We build upon recent efforts to conceptualise either human-flood interactions (Di Baldassarre et al. 2013; Grames et al., 2016; Yu et al., 2017), water management rules (Mateo et al., 2015; Di Baldassarre et al., 2016), or human-drought interactions (Kuil et al., 2016). Yet, these models focus on either floods or droughts. This is a major limitation as humans respond to both hydrological extremes, and therefore a singular focus on one of them does not allow for explaining long-term phenomena, such as the aforementioned sequence effect.

For this reason, we propose competing hypotheses about the causal links between key variables and parameters underlying the mutual shaping of hydrological extremes and society. Causal links are then be expressed using a set of mathematical equations. Human responses to hydrological extremes are also formalized by building upon studies about primary mechanisms underlying human adaptation, such as social memory, changing social contracts or learning processes (Folke et al., 2005; Adger et al., 2013; Pahl-Wostl et al., 2013).
The hypothesised relationships are tested by using the observations analysed in six case studies, and the vast amount of data collected in numerous human-water systems around the world.
Explanatory models are then used to simulate the behaviour of human-water systems over long time scales (20-30 years), and explore the potential impacts of global change, as well as the long-term effects of different policies and strategies, in the six case studies


  • Adger, W.N., Quinn, T., Lorenzoni, I., Murphy, C., and Sweeney, J. (2013). Changing social contracts in climate-change adaptation. Nature Climate Change, 3(4), 330-333.
  • Di Baldassarre, G., Di Baldassarre, G., A. Viglione, G. Carr, L. Kuil, J. L. Salinas, and G. Blöschl (2013), Socio-hydrology: conceptualising human-flood interactions, Hydrology and Earth System Sciences, 17(8), 3295-3303.
  • Di Baldassarre, G., Martinez, F., Kalantari, Z., and Viglione, A. (2016). Drought and Flood in the Anthropocene: Feedback Mechanisms in Reservoir Operation, Earth System Dynamics Discussions, doi:10.5194/esd-2016-65
  • Folke, C., Hahn, T., Olsson, P., and J. Norberg (2005). Adaptive governance of social-ecological systems. Annu. Rev. Environ. Resour., 30, 441–73.

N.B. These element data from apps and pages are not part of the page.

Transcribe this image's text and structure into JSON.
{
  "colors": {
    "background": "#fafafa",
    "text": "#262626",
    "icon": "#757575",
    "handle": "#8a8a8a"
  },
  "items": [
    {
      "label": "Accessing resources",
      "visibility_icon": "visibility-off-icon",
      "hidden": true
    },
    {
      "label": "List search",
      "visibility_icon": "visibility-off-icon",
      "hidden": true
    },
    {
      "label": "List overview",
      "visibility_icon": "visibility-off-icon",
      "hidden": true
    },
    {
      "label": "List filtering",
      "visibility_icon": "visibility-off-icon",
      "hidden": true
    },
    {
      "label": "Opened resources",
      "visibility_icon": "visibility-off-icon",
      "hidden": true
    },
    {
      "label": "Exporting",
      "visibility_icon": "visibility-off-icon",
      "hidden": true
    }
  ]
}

  • Grames, J., Prskawetz, A., Grass, D., Viglione, A., and G. Blöschl (2016). Modeling the interaction between flooding events and economic growth. Ecological Economics, 129, 193-209.
  • Kuil, L., Carr, G., Viglione, A., Prskawetz, A., and G. Blöschl (2016). Conceptualizing socio-hydrological drought processes: The case of the Maya collapse. Water Resources Research, 52(8), 6222-6242.
  • Mateo, C. M., N. Hanasaki, D. Komori, et al. (2014). Assessing the impacts of reservoir operation to floodplain inundation by combining hydrological, reservoir management, and hydrodynamic models, Water Resour. Res., 50, 7245–7266.
  • Pahl-Wostl, C., Becker, G., Knieper, C. and Sendzimir, J. (2013). How multilevel societal learning processes facilitate transformative change: a comparative case study analysis on flood management. Ecology and Society, 18(4), 58.
  • Yu, D. J., Sangwan, N., Sung, K., Chen, X. and Merwade, V. (2017), Incorporating institutions and collective action into a socio-hydrological model of flood resilience. Water Resources Research. doi:10.1002/2016WR019746